> [EXERCISE INPUTS]:
Content starts

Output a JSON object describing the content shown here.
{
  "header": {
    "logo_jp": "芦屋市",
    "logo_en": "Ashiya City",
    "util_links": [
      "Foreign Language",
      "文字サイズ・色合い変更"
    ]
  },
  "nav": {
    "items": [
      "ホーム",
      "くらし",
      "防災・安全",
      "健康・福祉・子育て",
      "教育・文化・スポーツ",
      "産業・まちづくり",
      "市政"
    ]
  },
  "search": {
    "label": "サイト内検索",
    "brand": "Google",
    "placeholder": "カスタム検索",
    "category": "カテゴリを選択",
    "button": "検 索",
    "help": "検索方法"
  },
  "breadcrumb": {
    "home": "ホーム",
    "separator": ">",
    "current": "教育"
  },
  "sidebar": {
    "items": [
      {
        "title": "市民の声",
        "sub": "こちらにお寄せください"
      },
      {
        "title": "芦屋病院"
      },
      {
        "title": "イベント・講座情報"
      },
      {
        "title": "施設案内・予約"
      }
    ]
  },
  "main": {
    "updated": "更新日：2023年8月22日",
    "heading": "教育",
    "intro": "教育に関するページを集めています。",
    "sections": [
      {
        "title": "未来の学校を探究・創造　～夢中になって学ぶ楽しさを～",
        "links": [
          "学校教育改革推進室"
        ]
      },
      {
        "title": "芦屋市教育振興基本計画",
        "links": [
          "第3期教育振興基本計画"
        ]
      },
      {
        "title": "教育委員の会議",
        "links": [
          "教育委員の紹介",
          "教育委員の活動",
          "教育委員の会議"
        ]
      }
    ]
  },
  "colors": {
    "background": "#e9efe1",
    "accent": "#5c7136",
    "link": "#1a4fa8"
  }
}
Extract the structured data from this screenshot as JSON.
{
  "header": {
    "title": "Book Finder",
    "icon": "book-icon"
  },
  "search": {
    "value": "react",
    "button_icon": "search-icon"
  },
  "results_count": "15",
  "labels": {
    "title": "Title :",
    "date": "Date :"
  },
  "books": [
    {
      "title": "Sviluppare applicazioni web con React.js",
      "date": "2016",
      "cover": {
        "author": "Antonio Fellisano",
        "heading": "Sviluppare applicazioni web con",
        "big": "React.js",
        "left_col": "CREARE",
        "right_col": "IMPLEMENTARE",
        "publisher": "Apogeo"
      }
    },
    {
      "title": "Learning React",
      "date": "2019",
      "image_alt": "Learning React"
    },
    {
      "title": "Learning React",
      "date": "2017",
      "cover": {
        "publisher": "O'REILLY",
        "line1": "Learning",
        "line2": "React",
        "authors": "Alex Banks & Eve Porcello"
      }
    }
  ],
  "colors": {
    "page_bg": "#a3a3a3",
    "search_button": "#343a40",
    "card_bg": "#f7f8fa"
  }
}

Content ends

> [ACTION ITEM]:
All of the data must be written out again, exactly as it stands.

> [FINISHED TASK]:
Output a JSON object describing the content shown here.
{
  "header": {
    "logo_jp": "芦屋市",
    "logo_en": "Ashiya City",
    "util_links": [
      "Foreign Language",
      "文字サイズ・色合い変更"
    ]
  },
  "nav": {
    "items": [
      "ホーム",
      "くらし",
      "防災・安全",
      "健康・福祉・子育て",
      "教育・文化・スポーツ",
      "産業・まちづくり",
      "市政"
    ]
  },
  "search": {
    "label": "サイト内検索",
    "brand": "Google",
    "placeholder": "カスタム検索",
    "category": "カテゴリを選択",
    "button": "検 索",
    "help": "検索方法"
  },
  "breadcrumb": {
    "home": "ホーム",
    "separator": ">",
    "current": "教育"
  },
  "sidebar": {
    "items": [
      {
        "title": "市民の声",
        "sub": "こちらにお寄せください"
      },
      {
        "title": "芦屋病院"
      },
      {
        "title": "イベント・講座情報"
      },
      {
        "title": "施設案内・予約"
      }
    ]
  },
  "main": {
    "updated": "更新日：2023年8月22日",
    "heading": "教育",
    "intro": "教育に関するページを集めています。",
    "sections": [
      {
        "title": "未来の学校を探究・創造　～夢中になって学ぶ楽しさを～",
        "links": [
          "学校教育改革推進室"
        ]
      },
      {
        "title": "芦屋市教育振興基本計画",
        "links": [
          "第3期教育振興基本計画"
        ]
      },
      {
        "title": "教育委員の会議",
        "links": [
          "教育委員の紹介",
          "教育委員の活動",
          "教育委員の会議"
        ]
      }
    ]
  },
  "colors": {
    "background": "#e9efe1",
    "accent": "#5c7136",
    "link": "#1a4fa8"
  }
}
Extract the structured data from this screenshot as JSON.
{
  "header": {
    "title": "Book Finder",
    "icon": "book-icon"
  },
  "search": {
    "value": "react",
    "button_icon": "search-icon"
  },
  "results_count": "15",
  "labels": {
    "title": "Title :",
    "date": "Date :"
  },
  "books": [
    {
      "title": "Sviluppare applicazioni web con React.js",
      "date": "2016",
      "cover": {
        "author": "Antonio Fellisano",
        "heading": "Sviluppare applicazioni web con",
        "big": "React.js",
        "left_col": "CREARE",
        "right_col": "IMPLEMENTARE",
        "publisher": "Apogeo"
      }
    },
    {
      "title": "Learning React",
      "date": "2019",
      "image_alt": "Learning React"
    },
    {
      "title": "Learning React",
      "date": "2017",
      "cover": {
        "publisher": "O'REILLY",
        "line1": "Learning",
        "line2": "React",
        "authors": "Alex Banks & Eve Porcello"
      }
    }
  ],
  "colors": {
    "page_bg": "#a3a3a3",
    "search_button": "#343a40",
    "card_bg": "#f7f8fa"
  }
}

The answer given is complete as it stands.